Edmond walked over to the door and tapped on it with a paw. It still looked like the rest of the wall to me, at least until I came closer. I saw the very faint hint of a line going up the right, across the top, down the left. No handle. Magic sealed it closed -- but at least we knew where to concentrate so we could get inside.
Ellin brushed his hand over the surface and frowned. "The magic is so strong that I can't sense what is inside, even standing right here. Are you certain?"
I looked at him trying to figure out how best to say this. "I've no practice at this sort of thing, you know. I've only met my father once and we were under attack then, too. So I have to go with no, I'm not certain."
Ellin stared at me. Then he laughed. "Well, we're here. We might as well do it."
He kicked the door and with enough force that it didn't simply open -- it flew out of the doorway and landed several feet inside the dark room.
I saw nothing inside beyond the little light that came from the opening. Everything was so dark that I was reminded of a cloak that once tried to swallow me in the dark abyss.
But I also thought I felt the presence of Lord Cayman far stronger now. He and Edmond stepped inside and Ellin and a few fae followed, though others stayed by the door to guard against the griffins. I could hear their cries of anger which gave me a little more hope that we were in the right place. I took several steps forward, squinting to try and figure out which way to go --
I heard the gasps of several elves and looked back to see all the ones who had followed me in had gone to their knees.
"What the hell --"
"No -- magic," Ellin said and struggled back up, though he swayed badly and didn't look as though he would stay there. "Draining fae magic from us."
"I felt a tingle," I said, frowning. "Edmond?

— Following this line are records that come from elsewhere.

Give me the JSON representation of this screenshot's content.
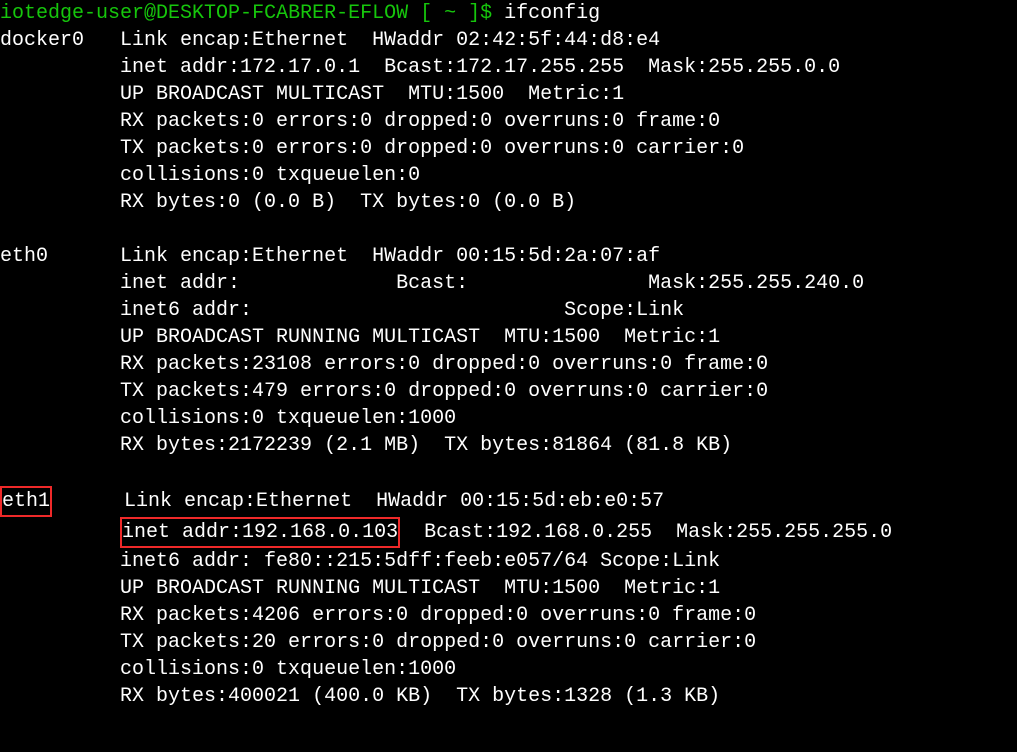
{
  "prompt": {
    "user": "iotedge-user",
    "host": "DESKTOP-FCABRER-EFLOW",
    "path": "~",
    "command": "ifconfig"
  },
  "interfaces": {
    "docker0": {
      "name": "docker0",
      "link": "Link encap:Ethernet  HWaddr 02:42:5f:44:d8:e4",
      "inet": "inet addr:172.17.0.1  Bcast:172.17.255.255  Mask:255.255.0.0",
      "status": "UP BROADCAST MULTICAST  MTU:1500  Metric:1",
      "rx_pkts": "RX packets:0 errors:0 dropped:0 overruns:0 frame:0",
      "tx_pkts": "TX packets:0 errors:0 dropped:0 overruns:0 carrier:0",
      "coll": "collisions:0 txqueuelen:0",
      "bytes": "RX bytes:0 (0.0 B)  TX bytes:0 (0.0 B)"
    },
    "eth0": {
      "name": "eth0",
      "link": "Link encap:Ethernet  HWaddr 00:15:5d:2a:07:af",
      "inet": "inet addr:             Bcast:               Mask:255.255.240.0",
      "inet6": "inet6 addr:                          Scope:Link",
      "status": "UP BROADCAST RUNNING MULTICAST  MTU:1500  Metric:1",
      "rx_pkts": "RX packets:23108 errors:0 dropped:0 overruns:0 frame:0",
      "tx_pkts": "TX packets:479 errors:0 dropped:0 overruns:0 carrier:0",
      "coll": "collisions:0 txqueuelen:1000",
      "bytes": "RX bytes:2172239 (2.1 MB)  TX bytes:81864 (81.8 KB)"
    },
    "eth1": {
      "name": "eth1",
      "link": "Link encap:Ethernet  HWaddr 00:15:5d:eb:e0:57",
      "inet_addr_hl": "inet addr:192.168.0.103",
      "inet_rest": "  Bcast:192.168.0.255  Mask:255.255.255.0",
      "inet6": "inet6 addr: fe80::215:5dff:feeb:e057/64 Scope:Link",
      "status": "UP BROADCAST RUNNING MULTICAST  MTU:1500  Metric:1",
      "rx_pkts": "RX packets:4206 errors:0 dropped:0 overruns:0 frame:0",
      "tx_pkts": "TX packets:20 errors:0 dropped:0 overruns:0 carrier:0",
      "coll": "collisions:0 txqueuelen:1000",
      "bytes": "RX bytes:400021 (400.0 KB)  TX bytes:1328 (1.3 KB)"
    }
  },
  "indent": "          "
}
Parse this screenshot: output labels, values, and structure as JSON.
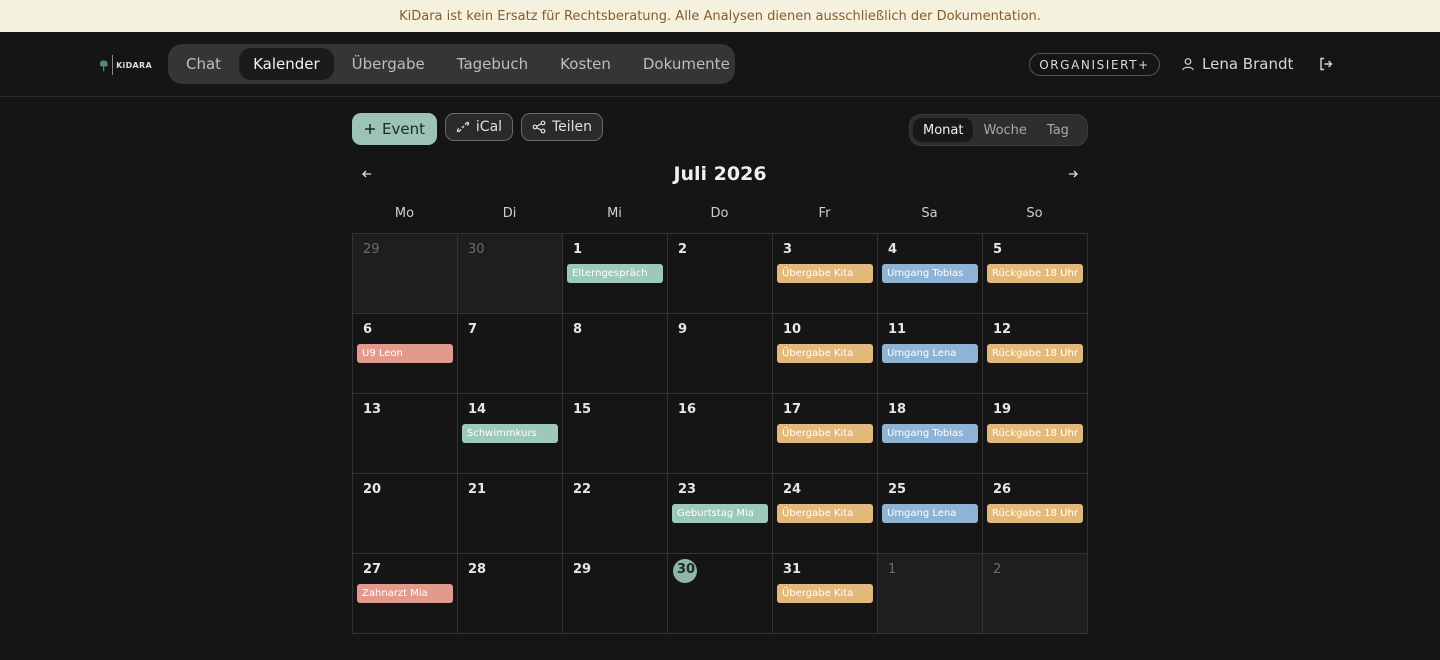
{
  "banner": "KiDara ist kein Ersatz für Rechtsberatung. Alle Analysen dienen ausschließlich der Dokumentation.",
  "logo_text": "KiDARA",
  "nav": [
    {
      "label": "Chat",
      "active": false
    },
    {
      "label": "Kalender",
      "active": true
    },
    {
      "label": "Übergabe",
      "active": false
    },
    {
      "label": "Tagebuch",
      "active": false
    },
    {
      "label": "Kosten",
      "active": false
    },
    {
      "label": "Dokumente",
      "active": false
    }
  ],
  "plan_badge": "ORGANISIERT+",
  "user_name": "Lena Brandt",
  "toolbar": {
    "event_label": "Event",
    "ical_label": "iCal",
    "share_label": "Teilen",
    "views": [
      {
        "label": "Monat",
        "active": true
      },
      {
        "label": "Woche",
        "active": false
      },
      {
        "label": "Tag",
        "active": false
      }
    ]
  },
  "month_title": "Juli 2026",
  "weekdays": [
    "Mo",
    "Di",
    "Mi",
    "Do",
    "Fr",
    "Sa",
    "So"
  ],
  "colors": {
    "green": "#9cc9b8",
    "yellow": "#e2b97a",
    "blue": "#8fb3d4",
    "red": "#e29a8c"
  },
  "days": [
    {
      "day": "29",
      "outside": true
    },
    {
      "day": "30",
      "outside": true
    },
    {
      "day": "1",
      "event": "Elterngespräch",
      "color": "green"
    },
    {
      "day": "2"
    },
    {
      "day": "3",
      "event": "Übergabe Kita",
      "color": "yellow"
    },
    {
      "day": "4",
      "event": "Umgang Tobias",
      "color": "blue"
    },
    {
      "day": "5",
      "event": "Rückgabe 18 Uhr",
      "color": "yellow"
    },
    {
      "day": "6",
      "event": "U9 Leon",
      "color": "red"
    },
    {
      "day": "7"
    },
    {
      "day": "8"
    },
    {
      "day": "9"
    },
    {
      "day": "10",
      "event": "Übergabe Kita",
      "color": "yellow"
    },
    {
      "day": "11",
      "event": "Umgang Lena",
      "color": "blue"
    },
    {
      "day": "12",
      "event": "Rückgabe 18 Uhr",
      "color": "yellow"
    },
    {
      "day": "13"
    },
    {
      "day": "14",
      "event": "Schwimmkurs",
      "color": "green"
    },
    {
      "day": "15"
    },
    {
      "day": "16"
    },
    {
      "day": "17",
      "event": "Übergabe Kita",
      "color": "yellow"
    },
    {
      "day": "18",
      "event": "Umgang Tobias",
      "color": "blue"
    },
    {
      "day": "19",
      "event": "Rückgabe 18 Uhr",
      "color": "yellow"
    },
    {
      "day": "20"
    },
    {
      "day": "21"
    },
    {
      "day": "22"
    },
    {
      "day": "23",
      "event": "Geburtstag Mia",
      "color": "green"
    },
    {
      "day": "24",
      "event": "Übergabe Kita",
      "color": "yellow"
    },
    {
      "day": "25",
      "event": "Umgang Lena",
      "color": "blue"
    },
    {
      "day": "26",
      "event": "Rückgabe 18 Uhr",
      "color": "yellow"
    },
    {
      "day": "27",
      "event": "Zahnarzt Mia",
      "color": "red"
    },
    {
      "day": "28"
    },
    {
      "day": "29"
    },
    {
      "day": "30",
      "today": true
    },
    {
      "day": "31",
      "event": "Übergabe Kita",
      "color": "yellow"
    },
    {
      "day": "1",
      "outside": true
    },
    {
      "day": "2",
      "outside": true
    }
  ]
}
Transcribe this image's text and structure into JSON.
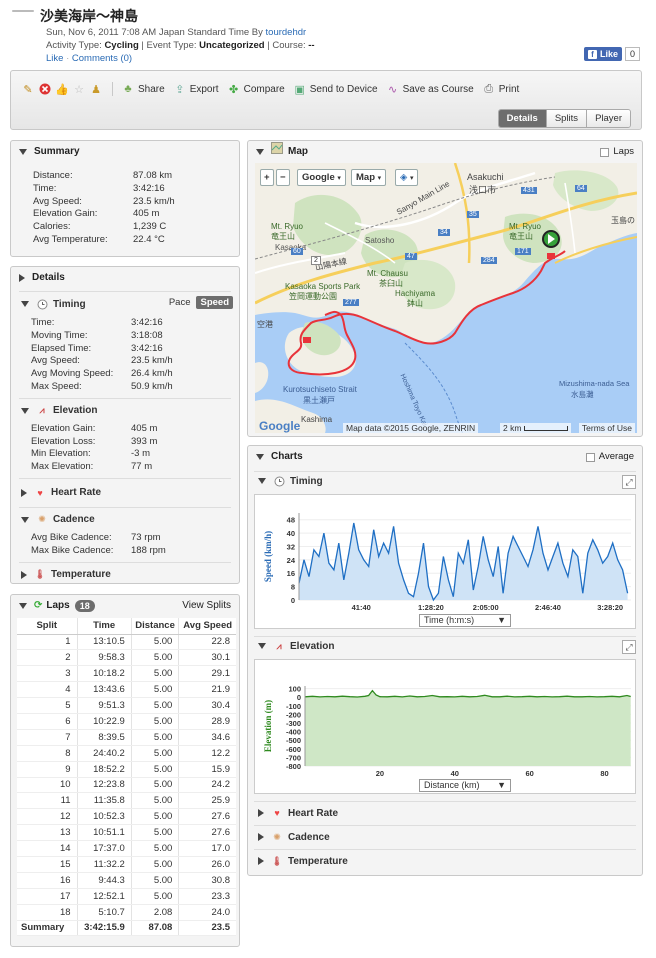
{
  "activity": {
    "title": "沙美海岸～神島",
    "date_line": "Sun, Nov 6, 2011 7:08 AM Japan Standard Time By",
    "author": "tourdehdr",
    "type_label": "Activity Type:",
    "type_value": "Cycling",
    "event_label": "Event Type:",
    "event_value": "Uncategorized",
    "course_label": "Course:",
    "course_value": "--",
    "like_link": "Like",
    "comments_link": "Comments (0)",
    "fb_like": "Like",
    "fb_count": "0"
  },
  "toolbar": {
    "actions": [
      {
        "label": "Share",
        "icon": "share-icon"
      },
      {
        "label": "Export",
        "icon": "export-icon"
      },
      {
        "label": "Compare",
        "icon": "compare-icon"
      },
      {
        "label": "Send to Device",
        "icon": "send-device-icon"
      },
      {
        "label": "Save as Course",
        "icon": "save-course-icon"
      },
      {
        "label": "Print",
        "icon": "print-icon"
      }
    ],
    "view_tabs": [
      "Details",
      "Splits",
      "Player"
    ],
    "active_view": "Details"
  },
  "summary": {
    "title": "Summary",
    "rows": [
      {
        "k": "Distance:",
        "v": "87.08 km"
      },
      {
        "k": "Time:",
        "v": "3:42:16"
      },
      {
        "k": "Avg Speed:",
        "v": "23.5 km/h"
      },
      {
        "k": "Elevation Gain:",
        "v": "405 m"
      },
      {
        "k": "Calories:",
        "v": "1,239 C"
      },
      {
        "k": "Avg Temperature:",
        "v": "22.4 °C"
      }
    ]
  },
  "details": {
    "title": "Details",
    "timing": {
      "title": "Timing",
      "pace": "Pace",
      "speed": "Speed",
      "rows": [
        {
          "k": "Time:",
          "v": "3:42:16"
        },
        {
          "k": "Moving Time:",
          "v": "3:18:08"
        },
        {
          "k": "Elapsed Time:",
          "v": "3:42:16"
        },
        {
          "k": "Avg Speed:",
          "v": "23.5 km/h"
        },
        {
          "k": "Avg Moving Speed:",
          "v": "26.4 km/h"
        },
        {
          "k": "Max Speed:",
          "v": "50.9 km/h"
        }
      ]
    },
    "elevation": {
      "title": "Elevation",
      "rows": [
        {
          "k": "Elevation Gain:",
          "v": "405 m"
        },
        {
          "k": "Elevation Loss:",
          "v": "393 m"
        },
        {
          "k": "Min Elevation:",
          "v": "-3 m"
        },
        {
          "k": "Max Elevation:",
          "v": "77 m"
        }
      ]
    },
    "heart_rate": {
      "title": "Heart Rate"
    },
    "cadence": {
      "title": "Cadence",
      "rows": [
        {
          "k": "Avg Bike Cadence:",
          "v": "73 rpm"
        },
        {
          "k": "Max Bike Cadence:",
          "v": "188 rpm"
        }
      ]
    },
    "temperature": {
      "title": "Temperature"
    }
  },
  "laps": {
    "title": "Laps",
    "count": "18",
    "view_splits": "View Splits",
    "columns": [
      "Split",
      "Time",
      "Distance",
      "Avg Speed"
    ],
    "rows": [
      [
        "1",
        "13:10.5",
        "5.00",
        "22.8"
      ],
      [
        "2",
        "9:58.3",
        "5.00",
        "30.1"
      ],
      [
        "3",
        "10:18.2",
        "5.00",
        "29.1"
      ],
      [
        "4",
        "13:43.6",
        "5.00",
        "21.9"
      ],
      [
        "5",
        "9:51.3",
        "5.00",
        "30.4"
      ],
      [
        "6",
        "10:22.9",
        "5.00",
        "28.9"
      ],
      [
        "7",
        "8:39.5",
        "5.00",
        "34.6"
      ],
      [
        "8",
        "24:40.2",
        "5.00",
        "12.2"
      ],
      [
        "9",
        "18:52.2",
        "5.00",
        "15.9"
      ],
      [
        "10",
        "12:23.8",
        "5.00",
        "24.2"
      ],
      [
        "11",
        "11:35.8",
        "5.00",
        "25.9"
      ],
      [
        "12",
        "10:52.3",
        "5.00",
        "27.6"
      ],
      [
        "13",
        "10:51.1",
        "5.00",
        "27.6"
      ],
      [
        "14",
        "17:37.0",
        "5.00",
        "17.0"
      ],
      [
        "15",
        "11:32.2",
        "5.00",
        "26.0"
      ],
      [
        "16",
        "9:44.3",
        "5.00",
        "30.8"
      ],
      [
        "17",
        "12:52.1",
        "5.00",
        "23.3"
      ],
      [
        "18",
        "5:10.7",
        "2.08",
        "24.0"
      ]
    ],
    "summary": [
      "Summary",
      "3:42:15.9",
      "87.08",
      "23.5"
    ]
  },
  "map": {
    "title": "Map",
    "laps_toggle": "Laps",
    "zoom_in": "+",
    "zoom_out": "−",
    "provider": "Google",
    "map_type": "Map",
    "attribution": "Map data ©2015 Google, ZENRIN",
    "scale": "2 km",
    "terms": "Terms of Use",
    "google_logo": "Google",
    "labels": {
      "asakuchi": "Asakuchi",
      "asakuchi_jp": "浅口市",
      "satosho": "Satosho",
      "kasaoka": "Kasaoka",
      "mt_ryuo": "Mt. Ryuo",
      "ryuozan": "竜王山",
      "mt_ryuo2": "Mt. Ryuo",
      "ryuozan2": "竜王山",
      "sanyo": "Sanyo Main Line",
      "sanyo_hon": "山陽本線",
      "mt_chausu": "Mt. Chausu",
      "chausu_jp": "茶臼山",
      "hachiyama": "Hachiyama",
      "hachi_jp": "鉢山",
      "park": "Kasaoka Sports Park",
      "park_jp": "笠岡運動公園",
      "kurotsuchiseto": "Kurotsuchiseto Strait",
      "kurotsuchiseto_jp": "黒土瀬戸",
      "mizushima": "Mizushima-nada Sea",
      "mizushima_jp": "水島灘",
      "kashima": "Kashima",
      "kashima_jp": "島",
      "tamashima": "玉島の",
      "kuba": "空港",
      "fishing": "Hoshima Toyo Kai",
      "route_2": "2",
      "route_431": "431",
      "route_47": "47",
      "route_34": "34",
      "route_171": "171",
      "route_64": "64",
      "route_60": "60",
      "route_284": "284",
      "route_35": "35",
      "route_277": "277"
    }
  },
  "charts": {
    "title": "Charts",
    "average_toggle": "Average",
    "timing": {
      "title": "Timing",
      "axis_select": "Time (h:m:s)"
    },
    "elevation": {
      "title": "Elevation",
      "axis_select": "Distance (km)"
    },
    "heart_rate": {
      "title": "Heart Rate"
    },
    "cadence": {
      "title": "Cadence"
    },
    "temperature": {
      "title": "Temperature"
    }
  },
  "chart_data": [
    {
      "type": "area",
      "title": "",
      "xlabel": "Time (h:m:s)",
      "ylabel": "Speed (km/h)",
      "x_ticks": [
        "41:40",
        "1:28:20",
        "2:05:00",
        "2:46:40",
        "3:28:20"
      ],
      "x_tick_values": [
        2500,
        5300,
        7500,
        10000,
        12500
      ],
      "xlim": [
        0,
        13336
      ],
      "y_ticks": [
        0,
        8,
        16,
        24,
        32,
        40,
        48
      ],
      "ylim": [
        0,
        52
      ],
      "series": [
        {
          "x": [
            0,
            200,
            400,
            600,
            800,
            1000,
            1200,
            1400,
            1600,
            1800,
            2000,
            2200,
            2400,
            2600,
            2800,
            3000,
            3200,
            3400,
            3600,
            3800,
            4000,
            4200,
            4400,
            4600,
            4800,
            5000,
            5200,
            5400,
            5600,
            5800,
            6000,
            6200,
            6400,
            6600,
            6800,
            7000,
            7200,
            7400,
            7600,
            7800,
            8000,
            8200,
            8400,
            8600,
            8800,
            9000,
            9200,
            9400,
            9600,
            9800,
            10000,
            10200,
            10400,
            10600,
            10800,
            11000,
            11200,
            11400,
            11600,
            11800,
            12000,
            12200,
            12400,
            12600,
            12800,
            13000,
            13200
          ],
          "values": [
            10,
            24,
            14,
            30,
            26,
            40,
            22,
            18,
            34,
            12,
            28,
            46,
            30,
            24,
            20,
            42,
            26,
            34,
            28,
            44,
            22,
            12,
            4,
            2,
            16,
            34,
            8,
            0,
            4,
            26,
            12,
            2,
            28,
            22,
            36,
            6,
            20,
            38,
            24,
            14,
            32,
            4,
            28,
            38,
            32,
            26,
            20,
            30,
            44,
            28,
            18,
            26,
            34,
            22,
            14,
            30,
            26,
            4,
            28,
            36,
            30,
            22,
            26,
            34,
            24,
            18,
            4
          ]
        }
      ]
    },
    {
      "type": "area",
      "title": "",
      "xlabel": "Distance (km)",
      "ylabel": "Elevation (m)",
      "x_ticks": [
        20,
        40,
        60,
        80
      ],
      "xlim": [
        0,
        87.08
      ],
      "y_ticks": [
        100,
        0,
        -100,
        -200,
        -300,
        -400,
        -500,
        -600,
        -700,
        -800
      ],
      "ylim": [
        -800,
        130
      ],
      "series": [
        {
          "x": [
            0,
            2,
            4,
            6,
            8,
            10,
            12,
            14,
            16,
            17,
            18,
            19,
            20,
            22,
            24,
            26,
            28,
            30,
            32,
            34,
            36,
            38,
            40,
            42,
            44,
            46,
            48,
            50,
            52,
            54,
            56,
            58,
            60,
            62,
            64,
            66,
            68,
            70,
            72,
            74,
            76,
            78,
            80,
            82,
            84,
            86,
            87
          ],
          "values": [
            5,
            10,
            3,
            8,
            4,
            12,
            6,
            2,
            10,
            20,
            77,
            25,
            6,
            4,
            10,
            3,
            14,
            4,
            8,
            20,
            4,
            6,
            3,
            10,
            5,
            8,
            22,
            5,
            4,
            12,
            3,
            6,
            10,
            4,
            8,
            3,
            6,
            12,
            4,
            5,
            8,
            3,
            6,
            10,
            4,
            20,
            8
          ]
        }
      ]
    }
  ],
  "colors": {
    "speed_line": "#1f6fc4",
    "speed_fill": "#cfe3f6",
    "elev_line": "#2f8a1f",
    "elev_fill": "#cfe7c6",
    "route": "#e8333a",
    "active_tab": "#6d6d6d"
  }
}
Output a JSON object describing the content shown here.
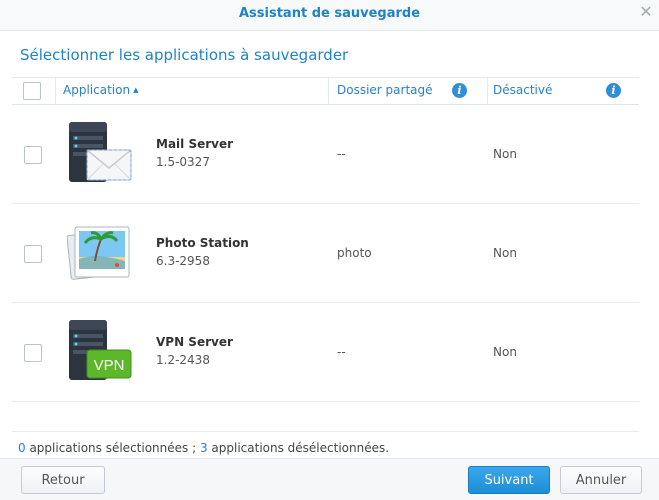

Has it affected you?"
"Oh hell --"
"Ha, ha -- just joking," the cat said with a smirk. "I don't notice anything more than a little tingle, maybe because you and I aren't fae, Mark. We have some fae parts, I guess -- but whatever magic is being used against the fae doesn't see us. And that makes us very dangerous -- as long as no one gets here too soon."
"Get back out," I said and nudged Ellin towards the door. He stared at me, as though he couldn't quite understand words. "Go. I'll look around and see what I can do."
"Yes," he agreed. He helped another up. The others were retreating. "Out and make certain on one comes in the door. We'll guard."
"Thank you," I said with a bow of my head.
He disappeared back out and I could hear Ellin shouting for fae to take up positions all around the building to make certain nothing got in any other way, either. Good.
"So, we're on our own," I said softly.
"Did you really expect it to be any other way?" Edmond asked. "It's kind of been you and me from the start most of the time."
"You are right there," I agreed. I closed my eyes and tried to force myself to calm. "This way."
Edmond didn't ask how I knew. We just moved off to the right. The place was dark and I didn't want to try and create magical light. I thought anything that might draw attention wouldn't be good. We walked quietly and I realized I could see a hint of light ahead.
I also heard trouble behind us. The fae were in another battle. If I got Lord Cayman free, we could go back and help them. That made me move a little faster.
A door stood before me. I could see the outline of it this time because of how the light leaked around it. The feel of Lord Cayman -- of my father -- being very close came so strongly that I wondered if I should trust it at all.
"Let's do it," he said.
I don't know why I kept listening to the cat, but I did. I shoved the door open and we rushed in.
Misty things -- after a blink or two, I realized we faced the same sort of things that had pushed me off the bridge and into the jungle. Edmond yowled and leapt in with all claws ready and the creatures began to pop like balloons.
I left him to it, only dealing with the ones who tried to catch hold of me. I didn't carry anything sharp, but Edmond stayed close by and clawed and bit anything that tried to grab me. We made a good team. When something finally got hold of him, I yanked him out of the misty hold and slugged the thing. Apparently I didn't need claws because that one exploded rather nicely.
The room proved to be huge, but as we fought our way in, I could see a column in the middle made of light. And inside that light stood Lord Cayman.
I still had trouble thinking of him as my father, but I couldn't deny the pull that drew me across the room. I stood before the light and looked at him, thinking there was some resemblance. He had his eyes closed and his hands held out as though he fought against something inside there.
I put my hand to the glass and he opened his eyes, surprised. A faint smile played at his lips. Good. I started looking for a way to get him out.
"I wouldn't do that if I were you," a woman said from somewhere the other side of the room.
"Why not?" I asked.
"Because if you get him free, the entire city is going to drop like a rock."
To Be Continued. . . .